-------- Material provided

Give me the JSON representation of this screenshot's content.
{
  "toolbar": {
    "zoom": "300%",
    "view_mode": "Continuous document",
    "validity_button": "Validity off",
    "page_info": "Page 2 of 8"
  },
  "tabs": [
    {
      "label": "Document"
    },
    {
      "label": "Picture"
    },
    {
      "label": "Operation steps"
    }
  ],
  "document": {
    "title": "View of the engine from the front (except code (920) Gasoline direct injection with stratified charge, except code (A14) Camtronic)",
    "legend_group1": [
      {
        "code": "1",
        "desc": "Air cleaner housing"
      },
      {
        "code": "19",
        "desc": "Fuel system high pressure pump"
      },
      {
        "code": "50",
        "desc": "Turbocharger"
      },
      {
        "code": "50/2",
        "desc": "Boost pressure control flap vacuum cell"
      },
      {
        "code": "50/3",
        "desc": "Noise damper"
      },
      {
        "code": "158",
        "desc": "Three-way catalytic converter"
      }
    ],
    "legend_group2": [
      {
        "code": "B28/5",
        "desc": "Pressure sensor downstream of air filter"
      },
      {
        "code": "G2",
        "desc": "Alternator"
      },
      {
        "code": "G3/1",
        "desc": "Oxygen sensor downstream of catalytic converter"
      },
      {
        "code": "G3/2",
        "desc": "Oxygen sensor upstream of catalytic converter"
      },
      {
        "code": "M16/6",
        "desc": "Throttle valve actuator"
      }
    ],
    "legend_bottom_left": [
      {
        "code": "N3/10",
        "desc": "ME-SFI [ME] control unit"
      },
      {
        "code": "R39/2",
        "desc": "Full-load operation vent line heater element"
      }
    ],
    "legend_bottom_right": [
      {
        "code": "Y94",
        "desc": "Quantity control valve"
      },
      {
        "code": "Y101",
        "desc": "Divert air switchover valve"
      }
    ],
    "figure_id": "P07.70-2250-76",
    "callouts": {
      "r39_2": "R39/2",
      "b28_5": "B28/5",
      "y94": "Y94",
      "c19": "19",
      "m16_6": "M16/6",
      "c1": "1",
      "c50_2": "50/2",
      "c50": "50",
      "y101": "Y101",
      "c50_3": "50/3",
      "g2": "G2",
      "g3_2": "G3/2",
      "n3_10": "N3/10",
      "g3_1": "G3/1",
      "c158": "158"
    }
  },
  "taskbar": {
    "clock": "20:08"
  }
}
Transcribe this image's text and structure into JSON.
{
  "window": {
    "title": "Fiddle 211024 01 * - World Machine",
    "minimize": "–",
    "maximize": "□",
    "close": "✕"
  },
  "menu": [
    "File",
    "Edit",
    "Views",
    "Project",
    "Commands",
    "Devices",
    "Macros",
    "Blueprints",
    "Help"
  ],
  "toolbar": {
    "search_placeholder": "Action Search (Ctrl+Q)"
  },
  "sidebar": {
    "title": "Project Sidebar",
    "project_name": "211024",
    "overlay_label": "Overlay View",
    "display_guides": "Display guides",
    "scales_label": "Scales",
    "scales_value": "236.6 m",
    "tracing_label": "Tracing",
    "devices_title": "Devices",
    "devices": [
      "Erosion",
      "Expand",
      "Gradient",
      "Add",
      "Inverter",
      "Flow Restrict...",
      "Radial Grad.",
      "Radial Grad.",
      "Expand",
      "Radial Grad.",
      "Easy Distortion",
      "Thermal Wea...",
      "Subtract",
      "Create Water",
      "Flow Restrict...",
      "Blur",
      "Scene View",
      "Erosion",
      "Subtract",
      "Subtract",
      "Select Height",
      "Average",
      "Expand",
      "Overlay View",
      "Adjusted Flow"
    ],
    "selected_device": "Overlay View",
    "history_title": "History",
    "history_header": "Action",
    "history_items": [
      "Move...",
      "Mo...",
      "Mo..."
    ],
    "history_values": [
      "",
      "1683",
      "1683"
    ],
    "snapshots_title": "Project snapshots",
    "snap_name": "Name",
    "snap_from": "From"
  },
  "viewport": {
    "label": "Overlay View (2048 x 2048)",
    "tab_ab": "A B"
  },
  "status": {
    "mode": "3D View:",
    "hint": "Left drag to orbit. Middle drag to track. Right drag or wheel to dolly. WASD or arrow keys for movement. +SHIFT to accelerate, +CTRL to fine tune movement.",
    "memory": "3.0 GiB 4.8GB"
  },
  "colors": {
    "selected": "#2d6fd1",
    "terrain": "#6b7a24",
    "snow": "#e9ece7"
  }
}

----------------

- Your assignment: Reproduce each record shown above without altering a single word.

- Solution for this problem:
Give me the JSON representation of this screenshot's content.
{
  "toolbar": {
    "zoom": "300%",
    "view_mode": "Continuous document",
    "validity_button": "Validity off",
    "page_info": "Page 2 of 8"
  },
  "tabs": [
    {
      "label": "Document"
    },
    {
      "label": "Picture"
    },
    {
      "label": "Operation steps"
    }
  ],
  "document": {
    "title": "View of the engine from the front (except code (920) Gasoline direct injection with stratified charge, except code (A14) Camtronic)",
    "legend_group1": [
      {
        "code": "1",
        "desc": "Air cleaner housing"
      },
      {
        "code": "19",
        "desc": "Fuel system high pressure pump"
      },
      {
        "code": "50",
        "desc": "Turbocharger"
      },
      {
        "code": "50/2",
        "desc": "Boost pressure control flap vacuum cell"
      },
      {
        "code": "50/3",
        "desc": "Noise damper"
      },
      {
        "code": "158",
        "desc": "Three-way catalytic converter"
      }
    ],
    "legend_group2": [
      {
        "code": "B28/5",
        "desc": "Pressure sensor downstream of air filter"
      },
      {
        "code": "G2",
        "desc": "Alternator"
      },
      {
        "code": "G3/1",
        "desc": "Oxygen sensor downstream of catalytic converter"
      },
      {
        "code": "G3/2",
        "desc": "Oxygen sensor upstream of catalytic converter"
      },
      {
        "code": "M16/6",
        "desc": "Throttle valve actuator"
      }
    ],
    "legend_bottom_left": [
      {
        "code": "N3/10",
        "desc": "ME-SFI [ME] control unit"
      },
      {
        "code": "R39/2",
        "desc": "Full-load operation vent line heater element"
      }
    ],
    "legend_bottom_right": [
      {
        "code": "Y94",
        "desc": "Quantity control valve"
      },
      {
        "code": "Y101",
        "desc": "Divert air switchover valve"
      }
    ],
    "figure_id": "P07.70-2250-76",
    "callouts": {
      "r39_2": "R39/2",
      "b28_5": "B28/5",
      "y94": "Y94",
      "c19": "19",
      "m16_6": "M16/6",
      "c1": "1",
      "c50_2": "50/2",
      "c50": "50",
      "y101": "Y101",
      "c50_3": "50/3",
      "g2": "G2",
      "g3_2": "G3/2",
      "n3_10": "N3/10",
      "g3_1": "G3/1",
      "c158": "158"
    }
  },
  "taskbar": {
    "clock": "20:08"
  }
}
Transcribe this image's text and structure into JSON.
{
  "window": {
    "title": "Fiddle 211024 01 * - World Machine",
    "minimize": "–",
    "maximize": "□",
    "close": "✕"
  },
  "menu": [
    "File",
    "Edit",
    "Views",
    "Project",
    "Commands",
    "Devices",
    "Macros",
    "Blueprints",
    "Help"
  ],
  "toolbar": {
    "search_placeholder": "Action Search (Ctrl+Q)"
  },
  "sidebar": {
    "title": "Project Sidebar",
    "project_name": "211024",
    "overlay_label": "Overlay View",
    "display_guides": "Display guides",
    "scales_label": "Scales",
    "scales_value": "236.6 m",
    "tracing_label": "Tracing",
    "devices_title": "Devices",
    "devices": [
      "Erosion",
      "Expand",
      "Gradient",
      "Add",
      "Inverter",
      "Flow Restrict...",
      "Radial Grad.",
      "Radial Grad.",
      "Expand",
      "Radial Grad.",
      "Easy Distortion",
      "Thermal Wea...",
      "Subtract",
      "Create Water",
      "Flow Restrict...",
      "Blur",
      "Scene View",
      "Erosion",
      "Subtract",
      "Subtract",
      "Select Height",
      "Average",
      "Expand",
      "Overlay View",
      "Adjusted Flow"
    ],
    "selected_device": "Overlay View",
    "history_title": "History",
    "history_header": "Action",
    "history_items": [
      "Move...",
      "Mo...",
      "Mo..."
    ],
    "history_values": [
      "",
      "1683",
      "1683"
    ],
    "snapshots_title": "Project snapshots",
    "snap_name": "Name",
    "snap_from": "From"
  },
  "viewport": {
    "label": "Overlay View (2048 x 2048)",
    "tab_ab": "A B"
  },
  "status": {
    "mode": "3D View:",
    "hint": "Left drag to orbit. Middle drag to track. Right drag or wheel to dolly. WASD or arrow keys for movement. +SHIFT to accelerate, +CTRL to fine tune movement.",
    "memory": "3.0 GiB 4.8GB"
  },
  "colors": {
    "selected": "#2d6fd1",
    "terrain": "#6b7a24",
    "snow": "#e9ece7"
  }
}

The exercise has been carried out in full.